**Exercise brief:**
Write the data out in full and word for word. Do not include images.

**Input for this task:**
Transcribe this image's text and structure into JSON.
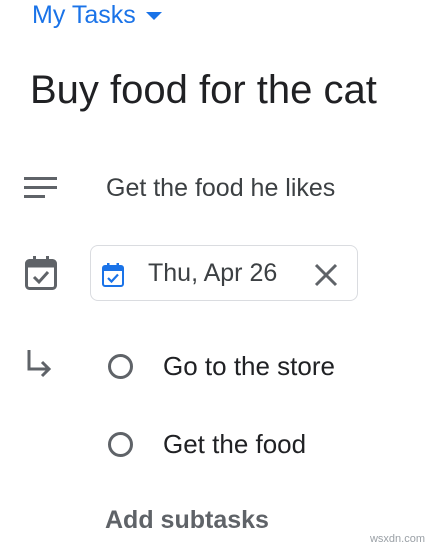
{
  "list_selector": {
    "label": "My Tasks",
    "icon": "caret-down-icon",
    "color": "#1a73e8"
  },
  "task": {
    "title": "Buy food for the cat"
  },
  "details": {
    "icon": "notes-icon",
    "text": "Get the food he likes"
  },
  "due_date": {
    "icon": "calendar-icon",
    "chip_icon": "calendar-small-icon",
    "value": "Thu, Apr 26",
    "clear_icon": "close-icon"
  },
  "subtasks": {
    "icon": "subtask-arrow-icon",
    "items": [
      {
        "label": "Go to the store",
        "completed": false
      },
      {
        "label": "Get the food",
        "completed": false
      }
    ],
    "add_label": "Add subtasks"
  },
  "watermark": "wsxdn.com"
}
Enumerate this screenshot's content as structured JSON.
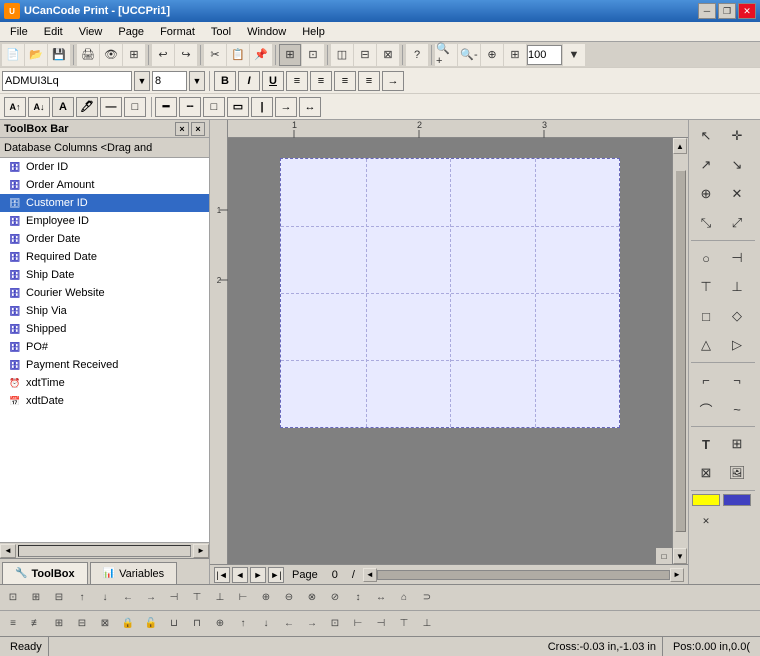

**Output:**
Transcribe this image's text and structure into JSON.
{
  "list_selector": {
    "label": "My Tasks",
    "icon": "caret-down-icon",
    "color": "#1a73e8"
  },
  "task": {
    "title": "Buy food for the cat"
  },
  "details": {
    "icon": "notes-icon",
    "text": "Get the food he likes"
  },
  "due_date": {
    "icon": "calendar-icon",
    "chip_icon": "calendar-small-icon",
    "value": "Thu, Apr 26",
    "clear_icon": "close-icon"
  },
  "subtasks": {
    "icon": "subtask-arrow-icon",
    "items": [
      {
        "label": "Go to the store",
        "completed": false
      },
      {
        "label": "Get the food",
        "completed": false
      }
    ],
    "add_label": "Add subtasks"
  },
  "watermark": "wsxdn.com"
}
Enumerate this screenshot's content as structured JSON.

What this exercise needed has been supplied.